End of Resale Deal With Hewlett-Packard Stings IPO-Bound Violin Memory
Violin, you may remember, is the memory array company that uses flash memory chips to replace the hard-disk-based memory arrays that make enterprise applications run faster. It supposedly filed for an IPO earlier this month, but did so confidentially, under the JOBS Act, so the public can’t yet inspect its S-1 documents filed with the U.S. Securities and Exchange Commission.
And that’s unfortunate because, under normal conditions, if a pre-IPO company loses a key reselling partnership, it’s material-negative business development that requires an updated filing. And that’s exactly what appears to have happened to Violin.
On Friday, Bloomberg News, in a story that appears to be based on overly chatty investment bankers familiar with Violin’s IPO process, said that Hewlett-Packard “planned to end” a deal dating back to July of 2011 to resell Violin products as part of its portfolio.

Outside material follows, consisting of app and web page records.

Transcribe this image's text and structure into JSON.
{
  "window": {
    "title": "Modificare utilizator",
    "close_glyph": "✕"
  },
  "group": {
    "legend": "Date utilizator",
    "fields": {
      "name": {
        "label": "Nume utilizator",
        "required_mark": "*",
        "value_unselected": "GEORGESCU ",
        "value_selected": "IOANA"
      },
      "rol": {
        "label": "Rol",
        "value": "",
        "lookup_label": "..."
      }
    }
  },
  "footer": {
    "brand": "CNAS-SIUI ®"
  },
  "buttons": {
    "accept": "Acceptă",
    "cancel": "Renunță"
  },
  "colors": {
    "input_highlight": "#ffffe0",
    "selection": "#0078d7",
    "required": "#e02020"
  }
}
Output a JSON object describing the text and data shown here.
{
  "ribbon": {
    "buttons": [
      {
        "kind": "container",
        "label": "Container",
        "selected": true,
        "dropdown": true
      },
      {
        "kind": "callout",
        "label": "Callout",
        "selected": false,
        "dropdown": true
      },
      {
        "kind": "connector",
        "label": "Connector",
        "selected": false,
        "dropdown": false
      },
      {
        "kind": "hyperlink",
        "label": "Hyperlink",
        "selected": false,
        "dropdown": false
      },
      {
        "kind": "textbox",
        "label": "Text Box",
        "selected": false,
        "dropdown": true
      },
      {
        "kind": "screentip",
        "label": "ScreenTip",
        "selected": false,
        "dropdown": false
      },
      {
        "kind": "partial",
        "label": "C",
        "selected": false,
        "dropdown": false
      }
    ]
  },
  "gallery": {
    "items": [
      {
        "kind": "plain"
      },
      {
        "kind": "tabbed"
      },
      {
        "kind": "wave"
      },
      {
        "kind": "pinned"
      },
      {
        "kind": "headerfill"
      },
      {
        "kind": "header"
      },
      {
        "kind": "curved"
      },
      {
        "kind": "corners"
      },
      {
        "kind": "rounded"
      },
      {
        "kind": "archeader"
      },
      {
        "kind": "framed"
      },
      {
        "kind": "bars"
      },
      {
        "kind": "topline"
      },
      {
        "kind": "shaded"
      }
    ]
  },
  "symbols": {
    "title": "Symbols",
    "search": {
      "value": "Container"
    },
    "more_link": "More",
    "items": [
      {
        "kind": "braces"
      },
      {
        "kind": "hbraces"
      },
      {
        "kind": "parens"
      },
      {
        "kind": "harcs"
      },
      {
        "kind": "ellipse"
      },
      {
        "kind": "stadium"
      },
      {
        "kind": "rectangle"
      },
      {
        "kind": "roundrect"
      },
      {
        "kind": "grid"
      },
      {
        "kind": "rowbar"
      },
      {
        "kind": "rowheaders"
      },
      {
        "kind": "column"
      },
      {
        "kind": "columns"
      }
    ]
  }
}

That much is true, though Violin, in a statement drafted with the apparent intent of muddying the waters on the situation, said the relationship is “unchanged.” Here it is in full:

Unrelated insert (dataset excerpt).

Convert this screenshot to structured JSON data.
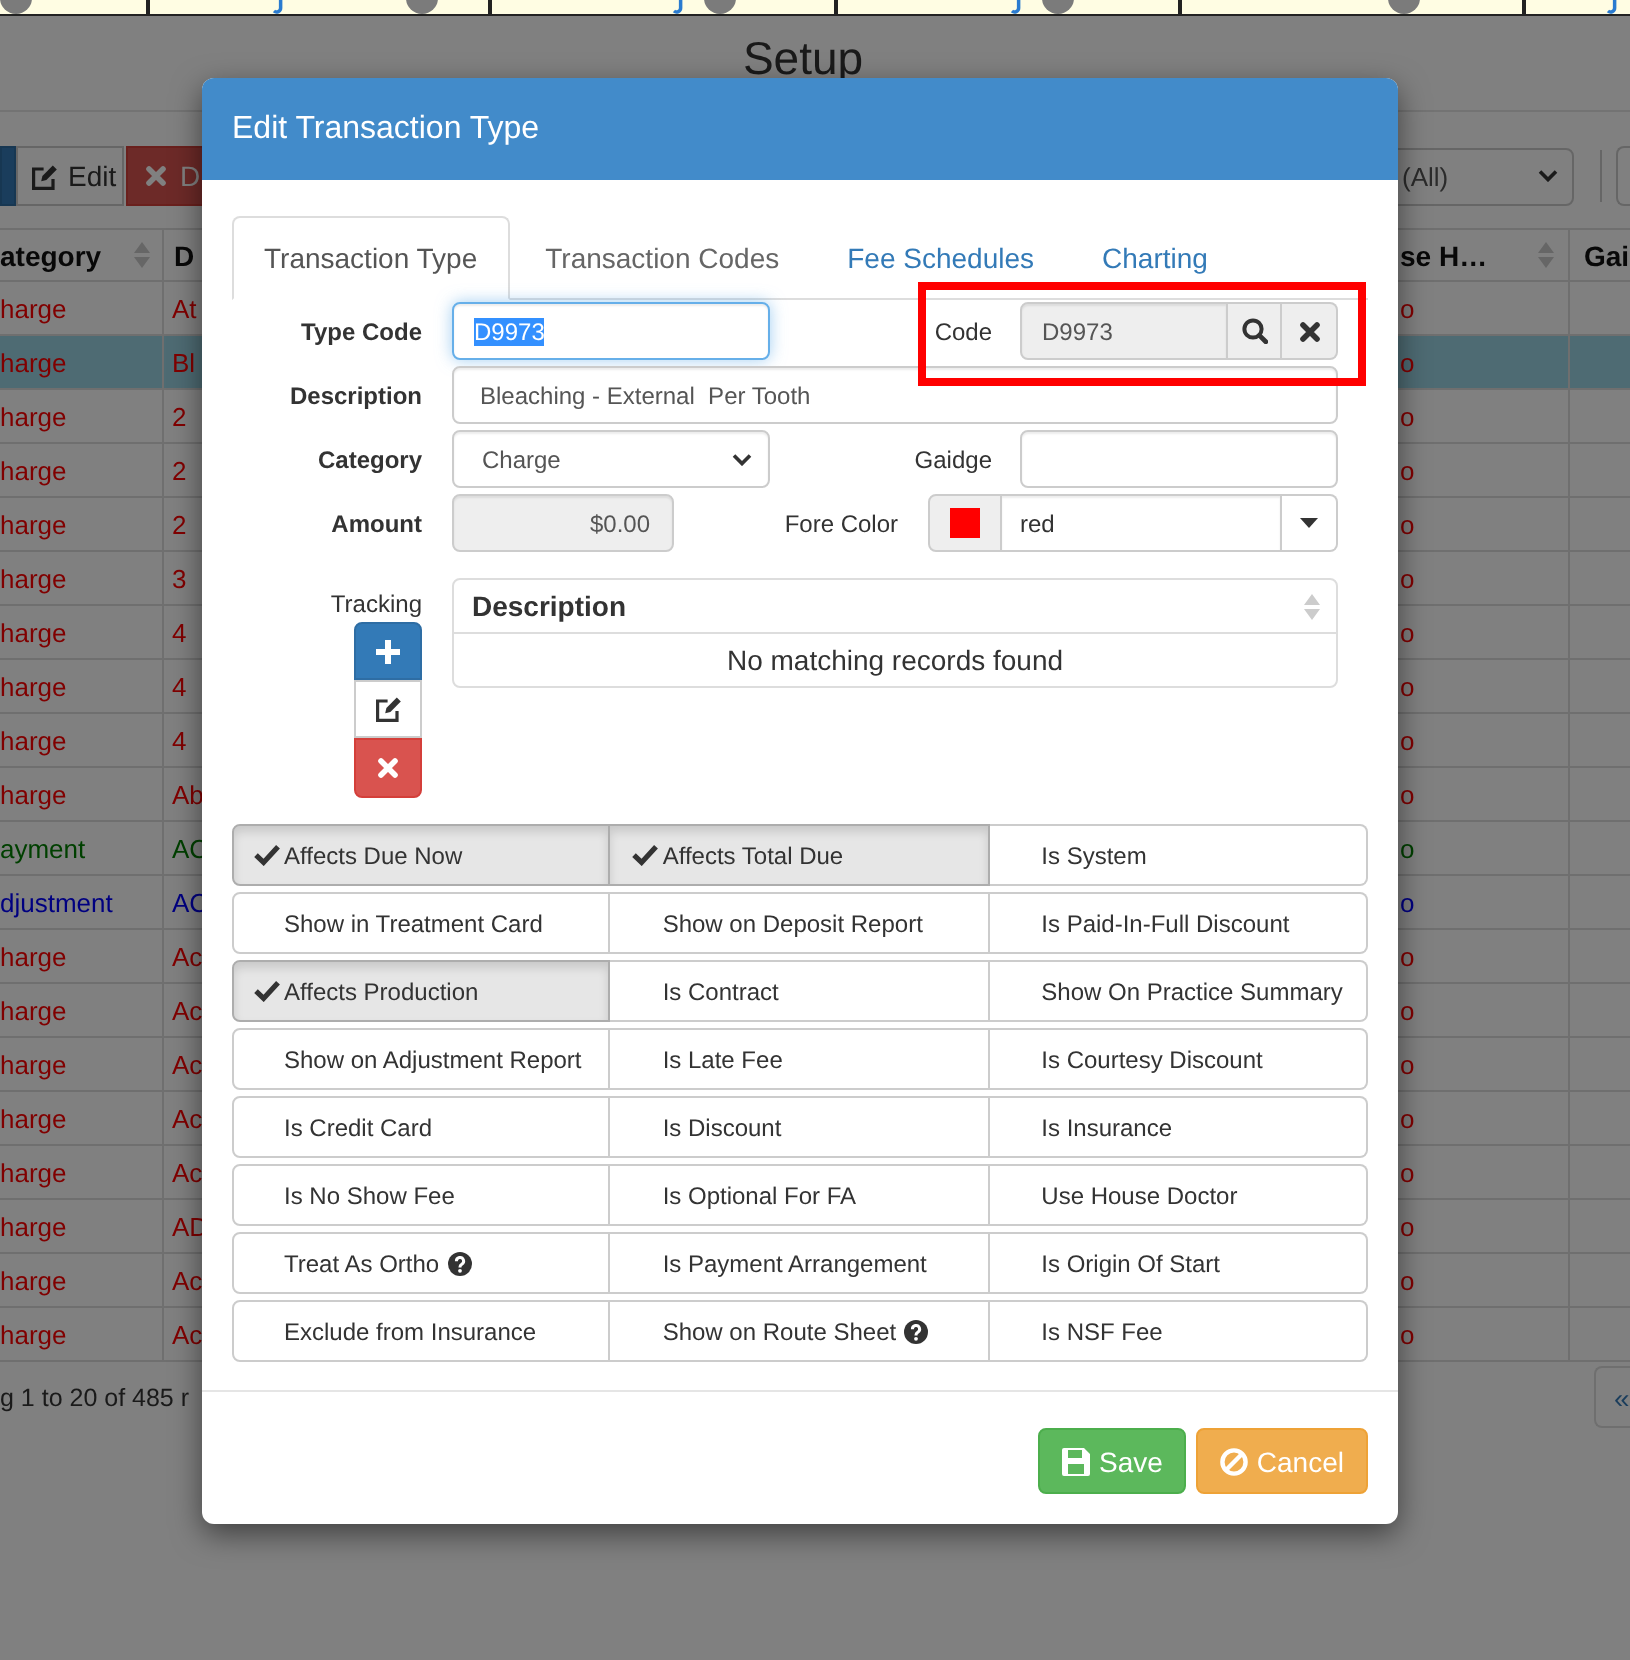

The current HP Violin relationship remains unchanged. The VMA product family (the Violin 3000 and vSHARE software) continue to be available to customers via HP as per the announced relationship (www.hp.com/go/vma). HP engineering continue to certify the VMA with additional servers, operating systems and joint selling and promotions. POC (proof of concepts) are currently active as are additional HP certifications.

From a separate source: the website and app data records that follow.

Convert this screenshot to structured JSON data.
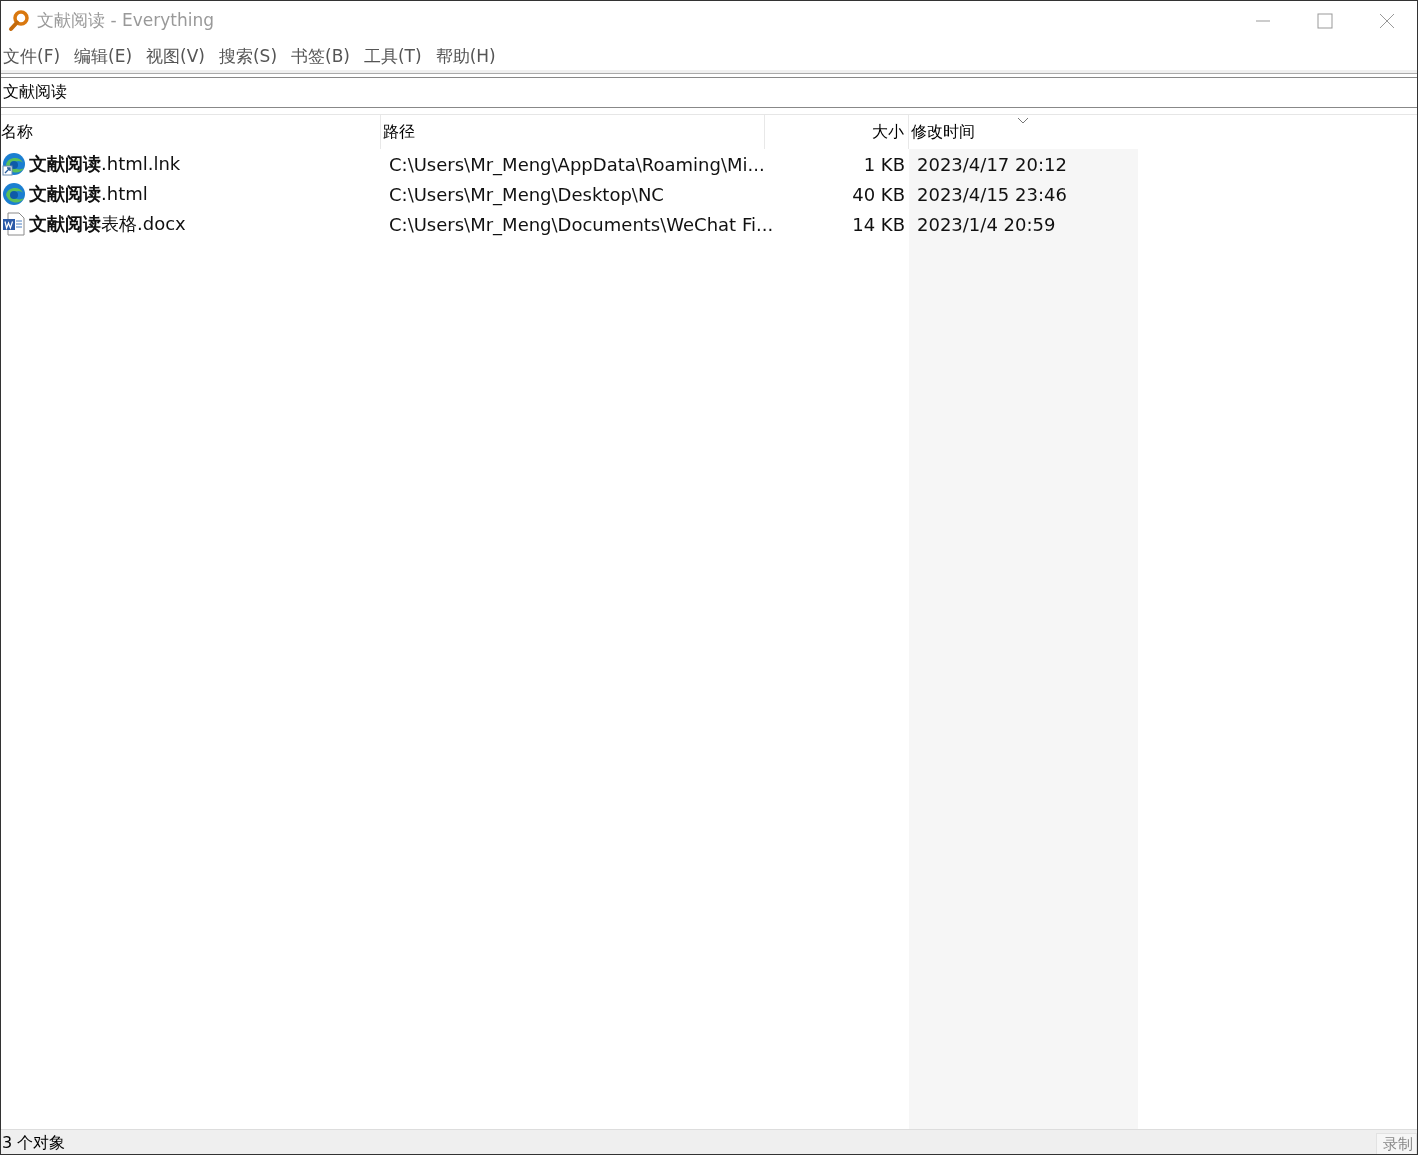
{
  "window": {
    "title": "文献阅读 - Everything"
  },
  "menu": [
    "文件(F)",
    "编辑(E)",
    "视图(V)",
    "搜索(S)",
    "书签(B)",
    "工具(T)",
    "帮助(H)"
  ],
  "search": {
    "value": "文献阅读"
  },
  "columns": [
    {
      "label": "名称",
      "kind": "text",
      "sorted": false
    },
    {
      "label": "路径",
      "kind": "text",
      "sorted": false
    },
    {
      "label": "大小",
      "kind": "number",
      "sorted": false
    },
    {
      "label": "修改时间",
      "kind": "text",
      "sorted": true
    }
  ],
  "rows": [
    {
      "kind": "shortcut",
      "cells": [
        "**文献阅读**.html.lnk",
        "C:\\Users\\Mr_Meng\\AppData\\Roaming\\Mi...",
        "1 KB",
        "2023/4/17 20:12"
      ]
    },
    {
      "kind": "html",
      "cells": [
        "**文献阅读**.html",
        "C:\\Users\\Mr_Meng\\Desktop\\NC",
        "40 KB",
        "2023/4/15 23:46"
      ]
    },
    {
      "kind": "docx",
      "cells": [
        "**文献阅读**表格.docx",
        "C:\\Users\\Mr_Meng\\Documents\\WeChat Fi...",
        "14 KB",
        "2023/1/4 20:59"
      ]
    }
  ],
  "status_bar": {
    "text": "3 个对象",
    "overlay_button": "录制"
  }
}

HP has stated 3Par is the long term strategic direction for their company. Violin offers other products like the Violin 6000 through both our direct sales and our global reseller network as well as other software and system vendors which have been announced over the past 12 months.
So, if by “unchanged,” you mean that HP is still selling the Violin products already qualified and in the portfolio, then, indeed, the relationship is unchanged. That’s exactly what HP sources are telling me is the case. Violin products that have already been qualified will remain in the HP portfolio, mainly just to keep current customers happy, my HP sources tell me. What HP won’t be doing is adding any new Violin products to its resale portfolio.
Instead, HP will be favoring its own 3Par storage products. That’s the storage outfit that HP acquired in 2010 for $2.4 billion after a bidding war with Dell. Doing so would make sense in light of the renewed emphasis on boosting its own enterprise products of every stripe.
I’m no expert in the provisions of the JOBS Act, nor of the finer points of S-1 filings and the conditions under which an updated one is required. I also have no idea as to how much of Violin’s stuff HP has up to now been responsible for selling. But if I were someone considering taking a chance on Violin’s IPO, I’d have a lot of questions right about now.
Violin had sales in the neighborhood of $100 million last year, according to Bloomberg, and as of March had just raised $50 million at an implied valuation of $800 million. It will be interesting to see if losing HP as a resale partner affects Violin’s IPO plans.